* **THE PROBLEM**:
Filter the entries, keeping every line with the word "Split".

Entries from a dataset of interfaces

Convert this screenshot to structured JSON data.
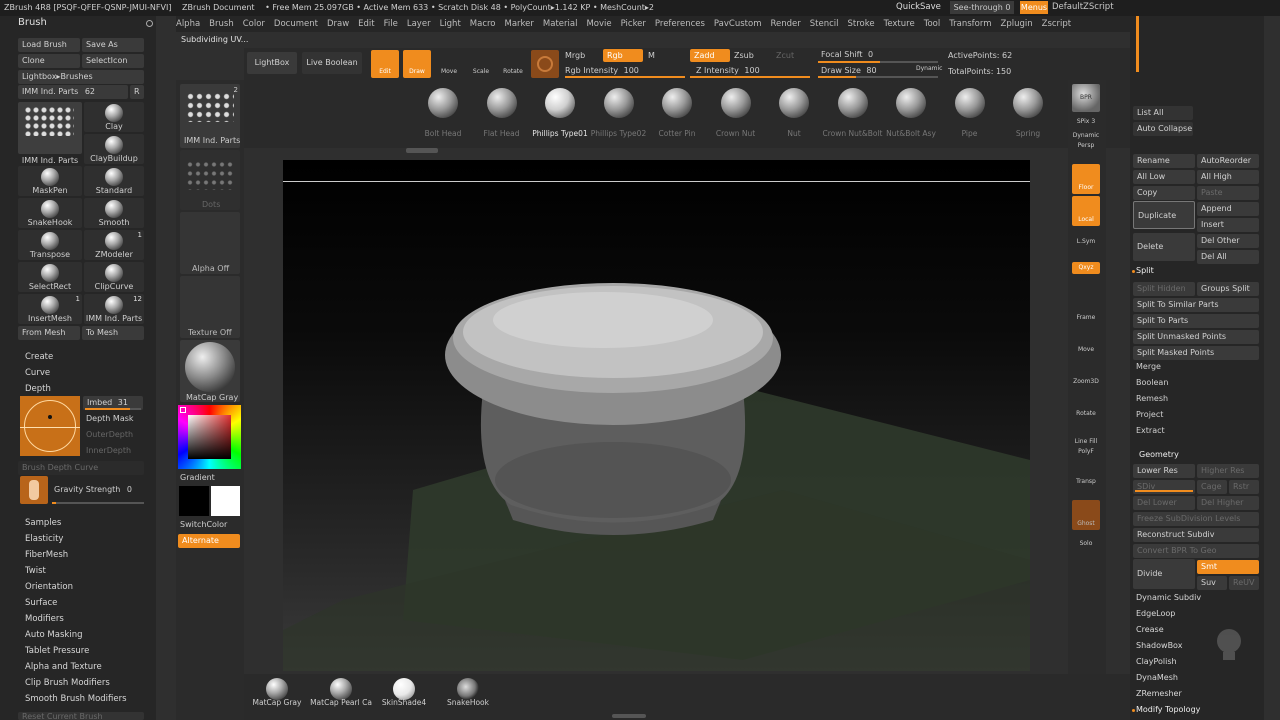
{
  "topbar": {
    "title": "ZBrush 4R8 [PSQF-QFEF-QSNP-JMUI-NFVI]",
    "doc": "ZBrush Document",
    "stats": "• Free Mem 25.097GB • Active Mem 633 • Scratch Disk 48 • PolyCount▸1.142 KP • MeshCount▸2",
    "quicksave": "QuickSave",
    "seethrough": "See-through 0",
    "menus": "Menus",
    "script": "DefaultZScript"
  },
  "menu": [
    "Alpha",
    "Brush",
    "Color",
    "Document",
    "Draw",
    "Edit",
    "File",
    "Layer",
    "Light",
    "Macro",
    "Marker",
    "Material",
    "Movie",
    "Picker",
    "Preferences",
    "PavCustom",
    "Render",
    "Stencil",
    "Stroke",
    "Texture",
    "Tool",
    "Transform",
    "Zplugin",
    "Zscript"
  ],
  "status": "Subdividing UV...",
  "brush": {
    "title": "Brush",
    "load": "Load Brush",
    "saveas": "Save As",
    "clone": "Clone",
    "selecticon": "SelectIcon",
    "lightbox": "Lightbox▸Brushes",
    "imm": "IMM Ind. Parts",
    "imm_value": "62",
    "r": "R",
    "grid": [
      {
        "label": "IMM Ind. Parts",
        "badge": ""
      },
      {
        "label": "Clay",
        "badge": ""
      },
      {
        "label": "ClayBuildup",
        "badge": ""
      },
      {
        "label": "MaskPen",
        "badge": ""
      },
      {
        "label": "Standard",
        "badge": ""
      },
      {
        "label": "SnakeHook",
        "badge": ""
      },
      {
        "label": "Smooth",
        "badge": ""
      },
      {
        "label": "Transpose",
        "badge": ""
      },
      {
        "label": "ZModeler",
        "badge": "1"
      },
      {
        "label": "SelectRect",
        "badge": ""
      },
      {
        "label": "ClipCurve",
        "badge": ""
      },
      {
        "label": "InsertMesh",
        "badge": "1"
      },
      {
        "label": "IMM Ind. Parts",
        "badge": "12"
      }
    ],
    "frommesh": "From Mesh",
    "tomesh": "To Mesh",
    "create": "Create",
    "curve": "Curve",
    "depth": "Depth",
    "embed": "Imbed",
    "embed_value": "31",
    "depthmask": "Depth Mask",
    "outerdepth": "OuterDepth",
    "innerdepth": "InnerDepth",
    "brushdepthcurve": "Brush Depth Curve",
    "gravity": "Gravity Strength",
    "gravity_value": "0",
    "sections": [
      "Samples",
      "Elasticity",
      "FiberMesh",
      "Twist",
      "Orientation",
      "Surface",
      "Modifiers",
      "Auto Masking",
      "Tablet Pressure",
      "Alpha and Texture",
      "Clip Brush Modifiers",
      "Smooth Brush Modifiers"
    ],
    "reset": "Reset Current Brush"
  },
  "shelf": {
    "imm": "IMM Ind. Parts",
    "imm_badge": "2",
    "dots": "Dots",
    "alpha": "Alpha Off",
    "texture": "Texture Off",
    "matcap": "MatCap Gray",
    "gradient": "Gradient",
    "switchcolor": "SwitchColor",
    "alternate": "Alternate"
  },
  "toolbar": {
    "lightbox": "LightBox",
    "liveboolean": "Live Boolean",
    "edit": "Edit",
    "draw": "Draw",
    "move": "Move",
    "scale": "Scale",
    "rotate": "Rotate",
    "mrgb": "Mrgb",
    "rgb": "Rgb",
    "m": "M",
    "zadd": "Zadd",
    "zsub": "Zsub",
    "zcut": "Zcut",
    "rgbint": "Rgb Intensity",
    "rgbint_value": "100",
    "zint": "Z Intensity",
    "zint_value": "100",
    "focal": "Focal Shift",
    "focal_value": "0",
    "drawsize": "Draw Size",
    "drawsize_value": "80",
    "dynamic": "Dynamic",
    "activepoints": "ActivePoints: 62",
    "totalpoints": "TotalPoints: 150"
  },
  "tools": [
    "Bolt Head",
    "Flat Head",
    "Phillips Type01",
    "Phillips Type02",
    "Cotter Pin",
    "Crown Nut",
    "Nut",
    "Crown Nut&Bolt",
    "Nut&Bolt Asy",
    "Pipe",
    "Spring"
  ],
  "rightshelf": {
    "bpr": "BPR",
    "spix": "SPix",
    "spix_value": "3",
    "dynamic": "Dynamic",
    "persp": "Persp",
    "floor": "Floor",
    "local": "Local",
    "lsym": "L.Sym",
    "xyz": "Qxyz",
    "frame": "Frame",
    "move": "Move",
    "zoom": "Zoom3D",
    "rotate": "Rotate",
    "linefill": "Line Fill",
    "polyf": "PolyF",
    "transp": "Transp",
    "ghost": "Ghost",
    "solo": "Solo"
  },
  "subtool": {
    "listall": "List All",
    "autocollapse": "Auto Collapse",
    "rename": "Rename",
    "autoreorder": "AutoReorder",
    "alllow": "All Low",
    "allhigh": "All High",
    "copy": "Copy",
    "paste": "Paste",
    "duplicate": "Duplicate",
    "append": "Append",
    "insert": "Insert",
    "delete": "Delete",
    "delother": "Del Other",
    "delall": "Del All",
    "split": "Split",
    "splithidden": "Split Hidden",
    "groupssplit": "Groups Split",
    "splitsimilar": "Split To Similar Parts",
    "splitparts": "Split To Parts",
    "splitunmasked": "Split Unmasked Points",
    "splitmasked": "Split Masked Points",
    "merge": "Merge",
    "boolean": "Boolean",
    "remesh": "Remesh",
    "project": "Project",
    "extract": "Extract"
  },
  "geometry": {
    "title": "Geometry",
    "lowerres": "Lower Res",
    "higherres": "Higher Res",
    "sdiv": "SDiv",
    "cage": "Cage",
    "rstr": "Rstr",
    "dellower": "Del Lower",
    "delhigher": "Del Higher",
    "freeze": "Freeze SubDivision Levels",
    "reconstruct": "Reconstruct Subdiv",
    "convertbpr": "Convert BPR To Geo",
    "divide": "Divide",
    "smt": "Smt",
    "suv": "Suv",
    "reuv": "ReUV",
    "items": [
      "Dynamic Subdiv",
      "EdgeLoop",
      "Crease",
      "ShadowBox",
      "ClayPolish",
      "DynaMesh",
      "ZRemesher"
    ],
    "modtopo": "Modify Topology"
  },
  "bottom": [
    "MatCap Gray",
    "MatCap Pearl Ca",
    "SkinShade4",
    "SnakeHook"
  ]
}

* **WRITTEN SOLUTION**:
    "split": "Split",
    "splithidden": "Split Hidden",
    "groupssplit": "Groups Split",
    "splitsimilar": "Split To Similar Parts",
    "splitparts": "Split To Parts",
    "splitunmasked": "Split Unmasked Points",
    "splitmasked": "Split Masked Points",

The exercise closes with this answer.